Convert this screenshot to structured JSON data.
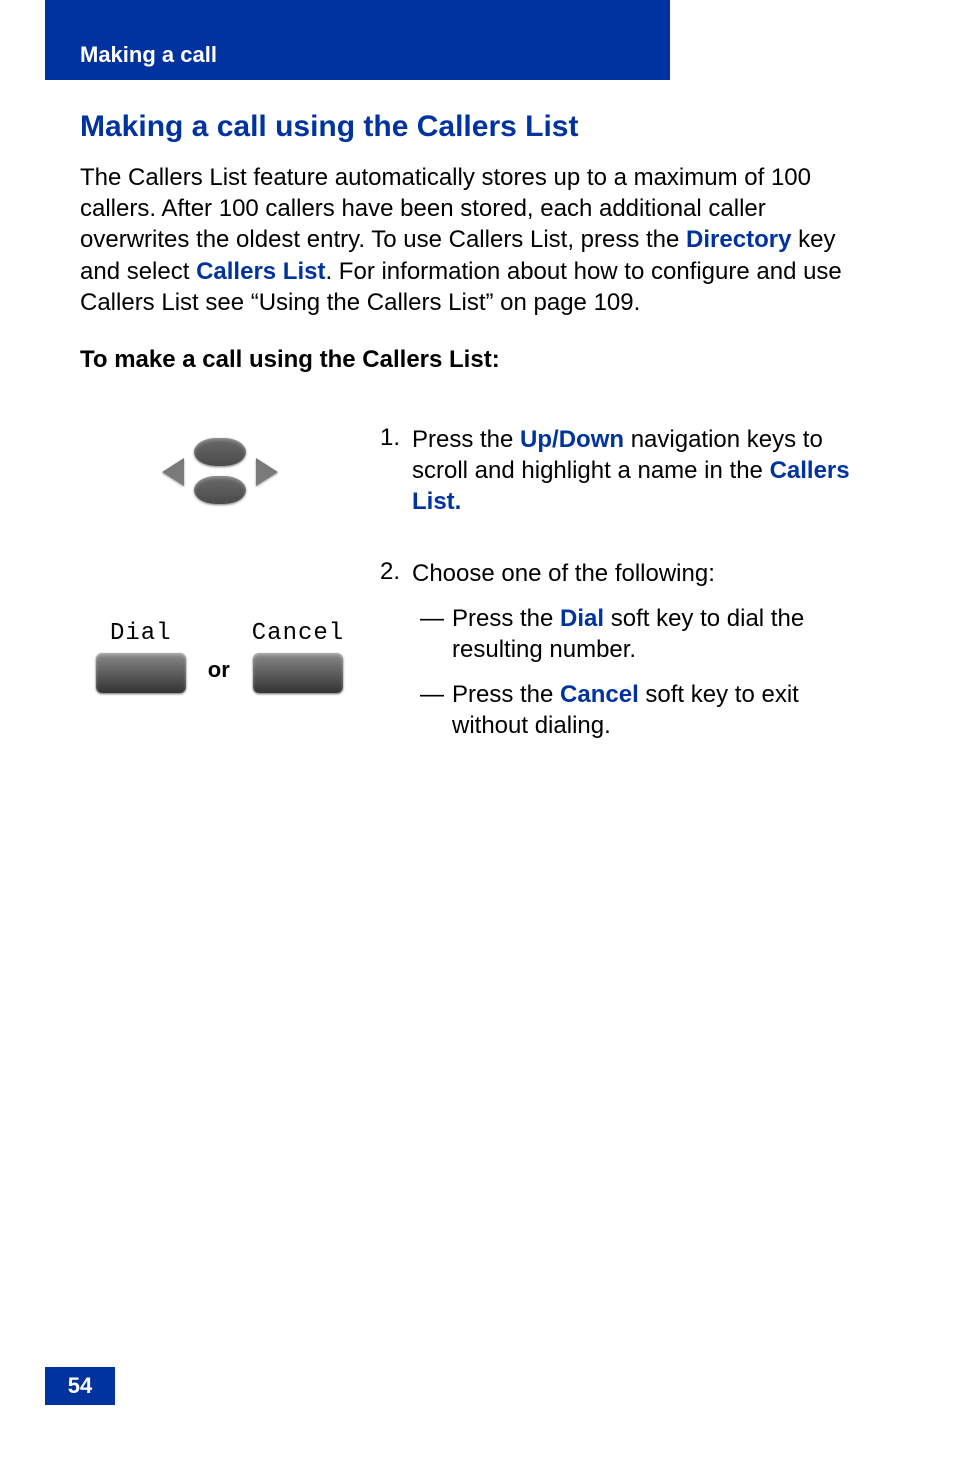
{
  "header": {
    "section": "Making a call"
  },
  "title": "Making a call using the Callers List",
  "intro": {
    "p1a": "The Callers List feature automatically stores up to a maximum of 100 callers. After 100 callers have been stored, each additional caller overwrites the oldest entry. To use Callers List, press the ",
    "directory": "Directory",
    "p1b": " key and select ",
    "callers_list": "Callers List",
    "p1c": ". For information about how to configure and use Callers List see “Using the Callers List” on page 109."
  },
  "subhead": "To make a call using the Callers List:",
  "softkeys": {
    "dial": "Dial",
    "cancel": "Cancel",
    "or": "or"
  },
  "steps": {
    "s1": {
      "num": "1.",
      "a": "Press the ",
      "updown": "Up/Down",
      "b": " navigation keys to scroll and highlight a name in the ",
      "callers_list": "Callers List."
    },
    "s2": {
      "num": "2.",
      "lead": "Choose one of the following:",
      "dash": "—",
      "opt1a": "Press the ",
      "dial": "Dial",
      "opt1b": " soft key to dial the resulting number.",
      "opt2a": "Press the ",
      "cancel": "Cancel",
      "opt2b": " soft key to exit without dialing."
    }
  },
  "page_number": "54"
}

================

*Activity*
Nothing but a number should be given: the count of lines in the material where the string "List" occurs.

*Solution to this exercise*
6